# An upper bound for roots of certain polynomials

• Dec 31st 2008, 03:21 PM
NonCommAlg
An upper bound for roots of certain polynomials
Happy new year to everybody. Ok, see if you like this problem as much as I do:

Let $p(x)=x^n + a_1x^{n-1} + \cdots +a_{n-1}x + a_n \in \mathbb{C}[x],$ and suppose that $\forall k \leq n: \ \ |a_k| \leq k^2 - \frac{4}{3}k + 1.$ Prove that if $p(\alpha)=0,$ then $|\alpha| < 3.$

Source: Alex Lupas

Note: The problem has a simple generalization.
• Feb 4th 2009, 07:02 AM
DeMath
Quote:

Originally Posted by NonCommAlg
Happy new year to everybody.
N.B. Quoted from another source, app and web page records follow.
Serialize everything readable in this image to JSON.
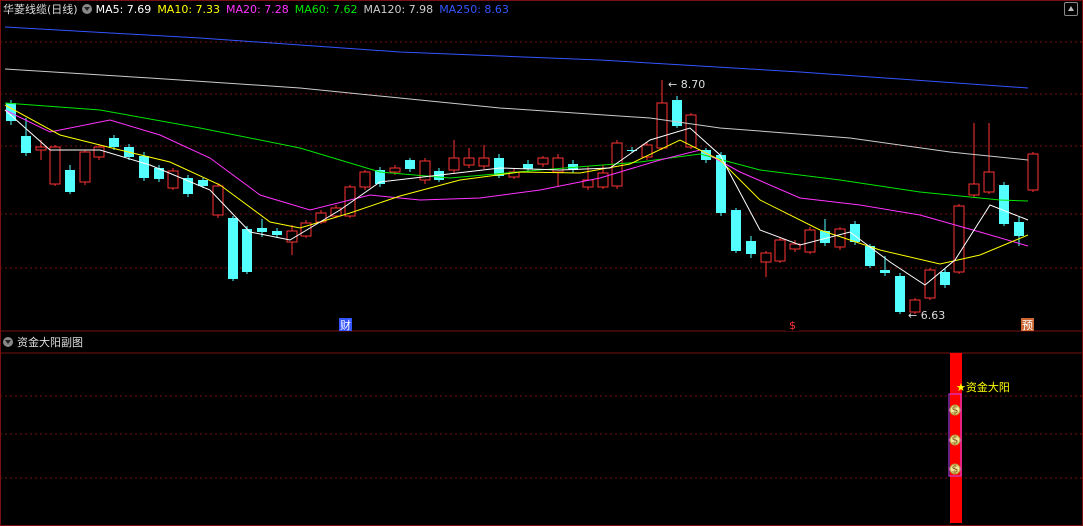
{
  "main": {
    "title": "华菱线缆(日线)",
    "ma": [
      {
        "label": "MA5: 7.69",
        "color": "#ffffff"
      },
      {
        "label": "MA10: 7.33",
        "color": "#ffff00"
      },
      {
        "label": "MA20: 7.28",
        "color": "#ff33ff"
      },
      {
        "label": "MA60: 7.62",
        "color": "#00e600"
      },
      {
        "label": "MA120: 7.98",
        "color": "#cccccc"
      },
      {
        "label": "MA250: 8.63",
        "color": "#3355ff"
      }
    ],
    "high_label": "8.70",
    "low_label": "6.63",
    "markers": [
      "财",
      "$",
      "预"
    ],
    "colors": {
      "up": "#ff3333",
      "down": "#54ffff",
      "grid": "#7a1010"
    }
  },
  "sub": {
    "title": "资金大阳副图",
    "signal_label": "资金大阳",
    "signal_color": "#ff0000",
    "label_color": "#ffff00"
  },
  "chart_data": {
    "type": "candlestick",
    "series": [
      {
        "name": "MA5",
        "values": []
      },
      {
        "name": "MA10",
        "values": []
      },
      {
        "name": "MA20",
        "values": []
      },
      {
        "name": "MA60",
        "values": []
      },
      {
        "name": "MA120",
        "values": []
      },
      {
        "name": "MA250",
        "values": []
      }
    ],
    "high": 8.7,
    "low": 6.63,
    "last": {
      "MA5": 7.69,
      "MA10": 7.33,
      "MA20": 7.28,
      "MA60": 7.62,
      "MA120": 7.98,
      "MA250": 8.63
    }
  }
}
Ok, see if you like this problem as much as I do:

Let $p(x)=x^n + a_1x^{n-1} + \cdots +a_{n-1}x + a_n \in \mathbb{C}[x],$ and suppose that $\forall k \leq n: \ \ |a_k| \leq k^2 - \frac{4}{3}k + 1.$ Prove that if $p(\alpha)=0,$ then $|\alpha| < 3.$

Source: Alex Lupas
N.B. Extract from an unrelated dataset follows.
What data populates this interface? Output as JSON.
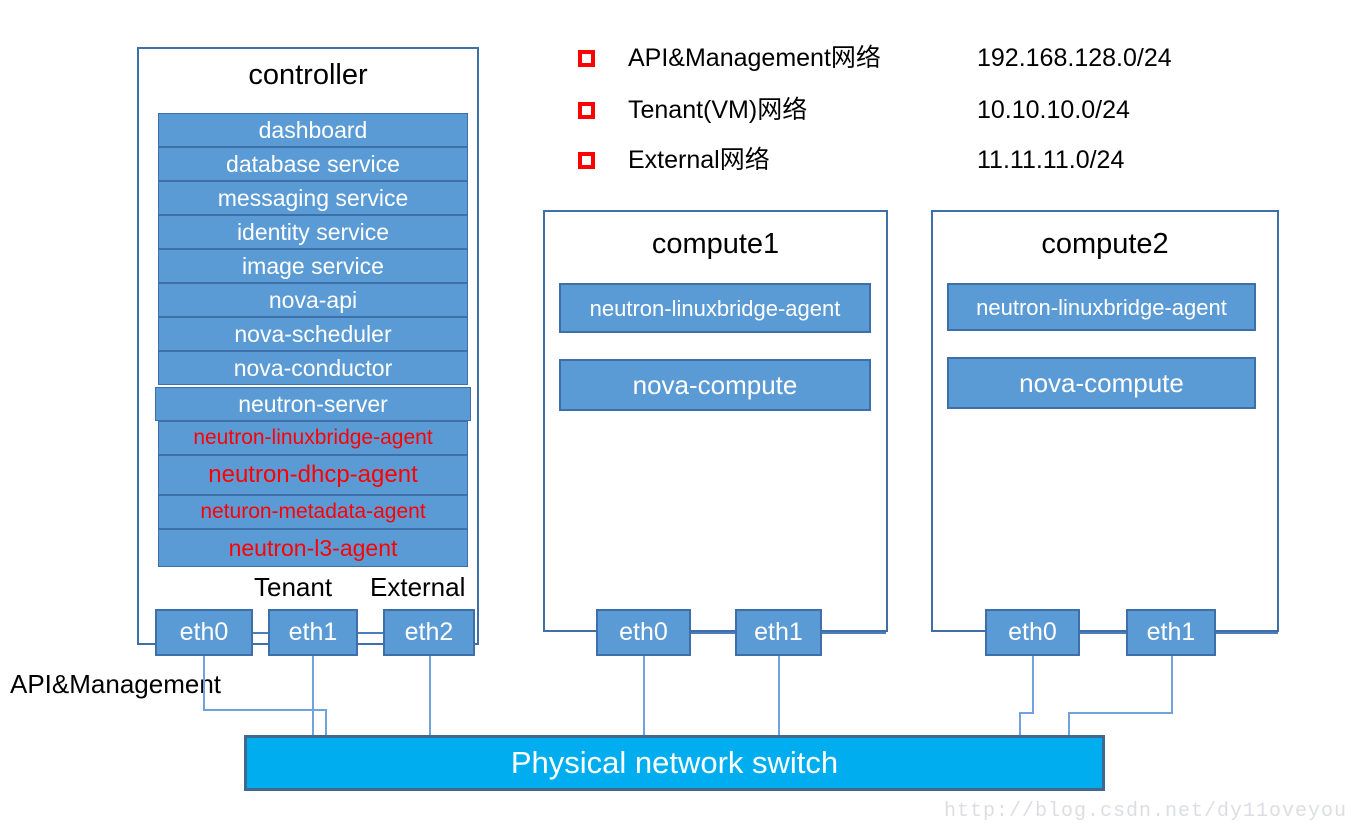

Note: The problem has a simple generalization.

If we make a substitution $t = \frac{1}{x}$, multiply by $t^n$, and the estimate for the module, then the problem equivalent of this problem $\sum\limits_{k = 1}^n {\frac{{{k^2} - \frac{4}{3}k + 1}}{{{3^k}}}} < 1$.

This amount is considered to be easy, and with $n \to \infty$ and it's equal to 1.
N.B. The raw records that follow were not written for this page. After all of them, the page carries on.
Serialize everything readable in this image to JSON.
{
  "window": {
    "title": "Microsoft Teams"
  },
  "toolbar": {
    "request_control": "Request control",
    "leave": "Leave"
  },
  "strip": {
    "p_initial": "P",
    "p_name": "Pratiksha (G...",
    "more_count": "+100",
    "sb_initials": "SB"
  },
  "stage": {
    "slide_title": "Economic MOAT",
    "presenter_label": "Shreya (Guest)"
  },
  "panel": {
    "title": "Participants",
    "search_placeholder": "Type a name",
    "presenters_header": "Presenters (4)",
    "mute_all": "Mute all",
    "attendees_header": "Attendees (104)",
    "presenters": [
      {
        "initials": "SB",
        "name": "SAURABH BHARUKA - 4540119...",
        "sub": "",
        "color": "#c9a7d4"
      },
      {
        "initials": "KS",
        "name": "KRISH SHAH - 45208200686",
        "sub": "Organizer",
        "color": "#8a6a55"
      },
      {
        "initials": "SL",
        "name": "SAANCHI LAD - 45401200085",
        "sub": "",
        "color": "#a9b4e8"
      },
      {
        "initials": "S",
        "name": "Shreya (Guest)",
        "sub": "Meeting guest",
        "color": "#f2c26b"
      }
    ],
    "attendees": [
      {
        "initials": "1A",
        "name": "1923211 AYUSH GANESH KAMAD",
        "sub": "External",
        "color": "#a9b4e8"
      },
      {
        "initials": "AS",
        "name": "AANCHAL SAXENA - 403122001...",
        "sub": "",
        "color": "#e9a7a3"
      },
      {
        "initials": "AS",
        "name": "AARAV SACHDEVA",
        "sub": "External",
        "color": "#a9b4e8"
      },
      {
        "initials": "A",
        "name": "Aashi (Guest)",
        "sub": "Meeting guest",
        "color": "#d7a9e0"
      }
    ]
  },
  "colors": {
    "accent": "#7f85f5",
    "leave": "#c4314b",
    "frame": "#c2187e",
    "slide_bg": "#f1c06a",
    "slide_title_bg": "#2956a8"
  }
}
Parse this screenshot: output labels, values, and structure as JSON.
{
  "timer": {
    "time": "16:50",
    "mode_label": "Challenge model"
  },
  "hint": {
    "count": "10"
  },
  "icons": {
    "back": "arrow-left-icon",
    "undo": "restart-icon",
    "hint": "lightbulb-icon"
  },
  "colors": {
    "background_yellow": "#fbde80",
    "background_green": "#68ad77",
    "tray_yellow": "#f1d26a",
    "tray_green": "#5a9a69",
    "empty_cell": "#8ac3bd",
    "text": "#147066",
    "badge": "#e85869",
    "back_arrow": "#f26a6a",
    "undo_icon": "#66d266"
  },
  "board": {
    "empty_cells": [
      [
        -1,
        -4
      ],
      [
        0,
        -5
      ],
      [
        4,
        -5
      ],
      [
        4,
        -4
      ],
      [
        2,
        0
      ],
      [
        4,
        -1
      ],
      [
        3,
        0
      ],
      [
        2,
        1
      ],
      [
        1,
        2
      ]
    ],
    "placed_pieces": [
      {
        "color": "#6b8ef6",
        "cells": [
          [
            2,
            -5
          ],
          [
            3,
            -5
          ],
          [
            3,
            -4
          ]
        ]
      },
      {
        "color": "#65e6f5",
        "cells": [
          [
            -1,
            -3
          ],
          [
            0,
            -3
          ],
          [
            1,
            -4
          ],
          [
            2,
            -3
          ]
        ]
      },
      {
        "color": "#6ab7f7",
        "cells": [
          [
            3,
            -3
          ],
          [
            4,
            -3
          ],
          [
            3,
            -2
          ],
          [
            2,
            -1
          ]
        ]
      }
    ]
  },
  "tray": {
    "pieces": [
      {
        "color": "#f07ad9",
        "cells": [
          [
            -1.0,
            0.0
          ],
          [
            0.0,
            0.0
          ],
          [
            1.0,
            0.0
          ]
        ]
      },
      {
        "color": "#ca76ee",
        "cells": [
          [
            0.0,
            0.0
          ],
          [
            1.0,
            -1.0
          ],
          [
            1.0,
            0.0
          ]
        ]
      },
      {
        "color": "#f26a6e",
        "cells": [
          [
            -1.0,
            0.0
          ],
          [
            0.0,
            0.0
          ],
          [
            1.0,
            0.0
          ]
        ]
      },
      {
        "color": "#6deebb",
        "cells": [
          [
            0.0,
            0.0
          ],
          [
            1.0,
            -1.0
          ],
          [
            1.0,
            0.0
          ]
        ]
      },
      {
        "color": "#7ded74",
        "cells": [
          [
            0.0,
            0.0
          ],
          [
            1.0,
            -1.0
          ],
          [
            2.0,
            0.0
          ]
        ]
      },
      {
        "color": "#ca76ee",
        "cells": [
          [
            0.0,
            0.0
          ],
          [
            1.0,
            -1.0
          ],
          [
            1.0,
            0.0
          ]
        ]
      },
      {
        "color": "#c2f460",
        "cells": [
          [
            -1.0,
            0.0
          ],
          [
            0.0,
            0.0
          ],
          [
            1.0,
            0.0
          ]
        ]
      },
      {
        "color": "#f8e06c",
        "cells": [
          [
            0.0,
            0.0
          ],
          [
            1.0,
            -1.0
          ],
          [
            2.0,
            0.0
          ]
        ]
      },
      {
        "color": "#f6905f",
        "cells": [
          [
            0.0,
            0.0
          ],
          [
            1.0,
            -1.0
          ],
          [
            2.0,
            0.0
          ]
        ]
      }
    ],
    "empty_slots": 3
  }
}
I apologize if I don't quite understood the condition of your problem.
• Feb 7th 2009, 12:51 PM
NonCommAlg
Quote:

Originally Posted by DeMath
If we make a substitution $t = \frac{1}{x}$, multiply by $t^n$, and the estimate for the module, then the problem equivalent of this problem $\sum\limits_{k = 1}^n {\frac{{{k^2} - \frac{4}{3}k + 1}}{{{3^k}}}} < 1$.

yes, proving the inequality will solve the problem! (Nod)
• Feb 14th 2009, 10:57 AM
DeMath
Also we can not difficult to prove your problem by methods of complex analysis, using Rouche's theorem.

P.S. I would be interested to see your proof.
• Feb 14th 2009, 03:11 PM
NonCommAlg
in general:

let $r > 0$ and $a, b, c \in \mathbb{R}$ such that: $a(r + 1)(r + 2) + br(r + 1) + cr^2 \leq r^3.$ suppose also that $p(x)=x^n + a_1x^{n-1} + \cdots + a_n \in \mathbb{C}[x]$ and: $|a_k| \leq ak^2 + bk + c, \ \forall k.$

then all roots of $p(x)$ lie in the disc $\{z: \ |z| < r + 1 \}.$ to prove this, suppose that $p(\alpha)=0$ and $|\alpha| \geq r+1.$ first note that if $|z| < 1,$ then:

$(*) \ \ \ \sum_{k \geq 1}z^k= \frac{z}{1-z}, \ \ \sum_{k \geq 1}kz^k = \frac{z}{(1-z)^2}, \ \ \sum_{k \geq 1} k^2z^k = \frac{z(z+1)}{(1 - z)^3}.$

now we have: $|\alpha|^n=|a_1\alpha^{n-1} + \cdots + a_n| \leq |a_1||\alpha|^{n-1} + \cdots + |a_n|.$ therefore: $1 \leq \sum_{k=1}^n \frac{|a_k|}{|\alpha|^k}
\leq \sum_{k=1}^n \frac{ak^2 + b k +c}{(r+1)^k} < \sum_{k=1}^{\infty} \frac{ak^2 + b k +c}{(r+1)^k}.$
but by $(*)$ and our assumption:

$\sum_{k=1}^{\infty} \frac{ak^2 + b k +c}{(r+1)^k}=\frac{a(r+1)(r+2) + br(r+1)+cr^2}{r^3} \leq 1.$ contradiction!